Thanks for alerting me to this article in your email to me (and others). I enjoyed reading it. That said, I’m not sympathetic to your approach or conclusions.
It seems that you are putting forward a false dichotomy: brain activity vs. objective experience of heaven. As a nonmaterialist, I don’t see consciousness as ultimately reducible to brain activity (I think you give neuroscience way too much credit). Thus it seems that people, especially in circumstances of extremity such as near death, could have access to a nonmaterial realm that at the same time provides them information they might not have accessed through some material chain of causation. (I address this general point at length in my forthcoming book BEING AS COMMUNION: http://www.ashgate.com/isbn/9781472437853 ; I also address NDEs directly there.)

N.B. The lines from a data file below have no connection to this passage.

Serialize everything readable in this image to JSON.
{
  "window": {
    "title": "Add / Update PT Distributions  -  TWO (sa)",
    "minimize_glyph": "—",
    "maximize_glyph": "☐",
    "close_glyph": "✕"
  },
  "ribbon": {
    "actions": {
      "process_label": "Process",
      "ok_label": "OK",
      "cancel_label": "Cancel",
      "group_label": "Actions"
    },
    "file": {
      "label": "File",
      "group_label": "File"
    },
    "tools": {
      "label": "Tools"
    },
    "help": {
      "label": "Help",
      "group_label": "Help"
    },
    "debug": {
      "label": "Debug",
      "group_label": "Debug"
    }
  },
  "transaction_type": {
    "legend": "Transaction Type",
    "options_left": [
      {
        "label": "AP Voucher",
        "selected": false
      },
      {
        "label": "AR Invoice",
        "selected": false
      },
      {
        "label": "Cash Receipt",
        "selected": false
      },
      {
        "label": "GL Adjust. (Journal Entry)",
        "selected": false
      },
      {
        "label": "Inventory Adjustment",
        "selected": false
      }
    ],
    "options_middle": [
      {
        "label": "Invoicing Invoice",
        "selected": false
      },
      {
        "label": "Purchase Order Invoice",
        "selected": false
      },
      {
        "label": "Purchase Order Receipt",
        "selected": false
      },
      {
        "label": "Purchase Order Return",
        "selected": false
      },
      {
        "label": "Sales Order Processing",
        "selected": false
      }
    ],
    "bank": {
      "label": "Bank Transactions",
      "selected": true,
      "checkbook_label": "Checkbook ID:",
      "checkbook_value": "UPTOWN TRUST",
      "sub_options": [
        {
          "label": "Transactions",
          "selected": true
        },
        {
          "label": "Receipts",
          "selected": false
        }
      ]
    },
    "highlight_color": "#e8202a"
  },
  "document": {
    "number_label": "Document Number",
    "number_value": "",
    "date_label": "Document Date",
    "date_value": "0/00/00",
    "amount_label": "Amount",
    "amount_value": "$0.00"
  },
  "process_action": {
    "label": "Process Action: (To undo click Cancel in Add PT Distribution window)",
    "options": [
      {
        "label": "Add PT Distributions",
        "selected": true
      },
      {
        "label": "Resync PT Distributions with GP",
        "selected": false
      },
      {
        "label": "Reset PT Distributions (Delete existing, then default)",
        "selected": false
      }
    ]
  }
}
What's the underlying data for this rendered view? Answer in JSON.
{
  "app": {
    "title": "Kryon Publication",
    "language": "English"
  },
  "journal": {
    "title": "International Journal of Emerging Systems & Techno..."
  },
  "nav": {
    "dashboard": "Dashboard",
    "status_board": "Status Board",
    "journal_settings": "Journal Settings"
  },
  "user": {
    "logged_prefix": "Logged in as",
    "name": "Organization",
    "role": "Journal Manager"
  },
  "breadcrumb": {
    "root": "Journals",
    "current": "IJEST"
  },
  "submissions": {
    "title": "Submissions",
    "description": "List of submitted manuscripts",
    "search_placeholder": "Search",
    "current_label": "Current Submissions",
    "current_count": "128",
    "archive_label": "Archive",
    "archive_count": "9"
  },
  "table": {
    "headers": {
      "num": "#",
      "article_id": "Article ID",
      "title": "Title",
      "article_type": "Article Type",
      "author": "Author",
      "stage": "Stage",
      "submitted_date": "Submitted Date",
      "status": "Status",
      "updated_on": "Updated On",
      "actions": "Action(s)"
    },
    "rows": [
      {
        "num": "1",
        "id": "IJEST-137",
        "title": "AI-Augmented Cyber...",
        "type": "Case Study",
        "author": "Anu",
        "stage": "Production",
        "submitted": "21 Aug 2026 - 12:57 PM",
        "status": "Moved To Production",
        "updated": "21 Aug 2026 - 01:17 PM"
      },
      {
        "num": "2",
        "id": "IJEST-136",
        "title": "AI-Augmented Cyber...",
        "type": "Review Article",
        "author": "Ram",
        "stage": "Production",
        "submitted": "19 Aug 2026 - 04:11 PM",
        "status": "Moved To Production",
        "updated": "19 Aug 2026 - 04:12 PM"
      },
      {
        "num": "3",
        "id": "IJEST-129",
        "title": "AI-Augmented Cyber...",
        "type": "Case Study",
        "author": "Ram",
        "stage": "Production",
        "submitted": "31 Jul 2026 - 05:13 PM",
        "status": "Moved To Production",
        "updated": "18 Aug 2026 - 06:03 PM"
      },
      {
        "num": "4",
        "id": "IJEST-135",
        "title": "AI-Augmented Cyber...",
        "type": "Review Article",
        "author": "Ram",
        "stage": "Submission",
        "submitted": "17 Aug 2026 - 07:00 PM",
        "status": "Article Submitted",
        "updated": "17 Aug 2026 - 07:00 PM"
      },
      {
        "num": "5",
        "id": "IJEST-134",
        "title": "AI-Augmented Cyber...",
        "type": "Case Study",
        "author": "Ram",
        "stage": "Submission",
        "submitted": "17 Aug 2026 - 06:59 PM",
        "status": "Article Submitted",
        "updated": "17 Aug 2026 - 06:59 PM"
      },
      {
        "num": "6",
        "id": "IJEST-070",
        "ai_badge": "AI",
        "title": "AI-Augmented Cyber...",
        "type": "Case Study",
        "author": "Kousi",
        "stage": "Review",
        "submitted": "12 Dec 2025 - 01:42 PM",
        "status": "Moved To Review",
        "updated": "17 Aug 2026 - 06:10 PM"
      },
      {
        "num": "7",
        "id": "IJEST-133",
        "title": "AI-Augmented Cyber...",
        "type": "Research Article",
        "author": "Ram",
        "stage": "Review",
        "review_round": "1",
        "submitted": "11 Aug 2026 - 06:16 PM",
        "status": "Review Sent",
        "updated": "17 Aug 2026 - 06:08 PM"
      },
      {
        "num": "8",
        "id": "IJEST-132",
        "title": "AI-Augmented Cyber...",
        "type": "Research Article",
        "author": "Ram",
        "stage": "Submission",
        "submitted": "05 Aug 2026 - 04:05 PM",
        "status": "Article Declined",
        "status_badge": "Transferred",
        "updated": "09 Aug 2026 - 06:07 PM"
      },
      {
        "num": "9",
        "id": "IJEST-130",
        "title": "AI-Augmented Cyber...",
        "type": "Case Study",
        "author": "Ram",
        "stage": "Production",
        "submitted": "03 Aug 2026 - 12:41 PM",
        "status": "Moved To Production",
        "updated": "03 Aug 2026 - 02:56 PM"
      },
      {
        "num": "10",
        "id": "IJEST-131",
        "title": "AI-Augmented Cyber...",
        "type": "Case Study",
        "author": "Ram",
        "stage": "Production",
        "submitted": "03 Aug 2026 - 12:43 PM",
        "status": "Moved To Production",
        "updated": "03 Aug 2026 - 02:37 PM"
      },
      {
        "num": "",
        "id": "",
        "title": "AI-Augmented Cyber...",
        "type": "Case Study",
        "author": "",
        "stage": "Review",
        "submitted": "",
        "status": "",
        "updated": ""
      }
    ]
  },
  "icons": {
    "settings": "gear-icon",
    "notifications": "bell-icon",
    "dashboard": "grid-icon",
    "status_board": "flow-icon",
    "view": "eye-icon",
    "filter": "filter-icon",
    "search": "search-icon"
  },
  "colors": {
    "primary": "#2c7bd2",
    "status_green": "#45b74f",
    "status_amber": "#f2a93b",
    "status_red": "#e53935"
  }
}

For you, a boy seeing his deceased sister who was lost through a miscarriage is him subconsciously piecing together items of information that he received from his parents and other sources through normal chains of material causation. But what if such information never got to him? It’s speculation on your part that the information had to get to him through “normal channels.”

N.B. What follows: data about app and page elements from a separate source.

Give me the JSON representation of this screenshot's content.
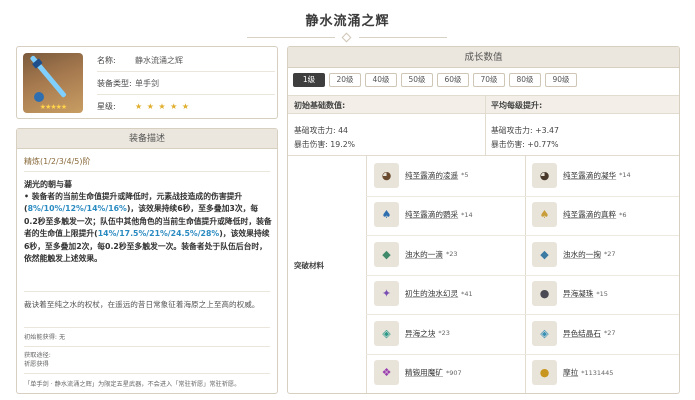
{
  "page": {
    "title": "静水流涌之辉"
  },
  "weapon": {
    "name_key": "名称:",
    "name": "静水流涌之辉",
    "type_key": "装备类型:",
    "type": "单手剑",
    "rarity_key": "星级:",
    "rarity_stars": "★ ★ ★ ★ ★",
    "img_stars": "★★★★★",
    "rarity_value": 5
  },
  "description": {
    "header": "装备描述",
    "refine": "精炼(1/2/3/4/5)阶",
    "passive_name": "湖光的朝与暮",
    "passive_text_1": "• 装备者的当前生命值提升或降低时，元素战技造成的伤害提升(",
    "passive_hl_1": "8%/10%/12%/14%/16%",
    "passive_text_2": ")，该效果持续6秒，至多叠加3次，每0.2秒至多触发一次；队伍中其他角色的当前生命值提升或降低时，装备者的生命值上限提升(",
    "passive_hl_2": "14%/17.5%/21%/24.5%/28%",
    "passive_text_3": ")，该效果持续6秒，至多叠加2次，每0.2秒至多触发一次。装备者处于队伍后台时，依然能触发上述效果。",
    "lore": "裁诀着至纯之水的权杖，在遥远的昔日常象征着海原之上至高的权威。",
    "source_line": "初始能获得: 无",
    "obtain_label": "获取途径:",
    "obtain_value": "祈愿获得",
    "footnote": "「单手剑 · 静水流涌之辉」为限定五星武器，不会进入「常驻祈愿」常驻祈愿。"
  },
  "growth": {
    "header": "成长数值",
    "levels": [
      "1级",
      "20级",
      "40级",
      "50级",
      "60级",
      "70级",
      "80级",
      "90级"
    ],
    "active_level": "1级",
    "base_header": "初始基础数值:",
    "per_header": "平均每级提升:",
    "base_atk": "基础攻击力: 44",
    "base_crit": "暴击伤害: 19.2%",
    "per_atk": "基础攻击力: +3.47",
    "per_crit": "暴击伤害: +0.77%",
    "materials_label": "突破材料",
    "materials": [
      {
        "name": "纯圣露滴的凌遥",
        "count": "*5",
        "icon": "shell-icon",
        "color": "#6a4b2e",
        "glyph": "◕"
      },
      {
        "name": "纯圣露滴的凝华",
        "count": "*14",
        "icon": "shell-icon",
        "color": "#4a3a2c",
        "glyph": "◕"
      },
      {
        "name": "纯圣露滴的鹦采",
        "count": "*14",
        "icon": "bird-icon",
        "color": "#2f6fb0",
        "glyph": "♠"
      },
      {
        "name": "纯圣露滴的真粹",
        "count": "*6",
        "icon": "bird-icon",
        "color": "#c89e3a",
        "glyph": "♠"
      },
      {
        "name": "浊水的一滴",
        "count": "*23",
        "icon": "drop-icon",
        "color": "#3f8a6a",
        "glyph": "◆"
      },
      {
        "name": "浊水的一掬",
        "count": "*27",
        "icon": "drop-icon",
        "color": "#3a7aa3",
        "glyph": "◆"
      },
      {
        "name": "初生的浊水幻灵",
        "count": "*41",
        "icon": "spirit-icon",
        "color": "#7a4fb3",
        "glyph": "✦"
      },
      {
        "name": "异海凝珠",
        "count": "*15",
        "icon": "pearl-icon",
        "color": "#4b4b55",
        "glyph": "●"
      },
      {
        "name": "异海之块",
        "count": "*23",
        "icon": "crystal-icon",
        "color": "#2e9a8a",
        "glyph": "◈"
      },
      {
        "name": "异色结晶石",
        "count": "*27",
        "icon": "crystal-icon",
        "color": "#3a8fb5",
        "glyph": "◈"
      },
      {
        "name": "精锻用魔矿",
        "count": "*907",
        "icon": "ore-icon",
        "color": "#9b3fb0",
        "glyph": "❖"
      },
      {
        "name": "摩拉",
        "count": "*1131445",
        "icon": "mora-icon",
        "color": "#c8961e",
        "glyph": "●"
      }
    ]
  }
}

The NDEs that have persuaded me most are those where patients access information about their setting (usually a hospital) to which they would have had no direct access. Now one can always argue that these are not controlled experiments, and so there might have been some access after all. This is how James Randi and other skeptics deal with all psi phenomena. And I see you taking the same tack. The type of skepticism that you seem to be buying into is dealt with, in my view, effectively in Dean Radin’s THE CONSCIOUS UNIVERSE. The take-away lesson for NDEs for me is that people do have access to sources of information that are not reducible to purely material explanations (and thus at odds with a materialist neuroscience).
As for the insights people with NDEs have about heaven, one can hold them up to theological yardsticks and find them wanting. But I’m not sure that invalidates them. I’ll grant you that none of these experiences that I’ve seen recorded or written about have provided information that would unequivocally implicate the supreme being of the universe (as a mathematician, for instance, I would like very much for an NDE to provide a proof of the Riemann Hypothesis or the Goldbach Conjecture).
But let’s not forget that the Bible itself doesn’t provide such slamdunk information of an afterlife. Jesus had more than an NDE — he actually was dead and came back. When he came back from the dead, why was he unrecognizable? As people saw him after his resurrection, did he always look the same? Did his apparent age stay fixed? The Bible doesn’t say. But it does seem to indicate that every time people saw him, they had to do more than a double-take to make sure it was him — they actually had to interact with him.
So, if people have NDEs and claim to glimpse heaven, I’m not ready to dismiss it because the visions don’t match up with some objective scene, as we might require of people if we were to ask them to describe Central Park in New York. I personally don’t have a problem with subjective features conditioning our view of heaven. It may even be that we can consciously shift or simultaneously experience aspects of heaven in multiple ways. Granted, this is pure speculation. But such considerations lead me to be more open to these experiences of the afterlife than you are.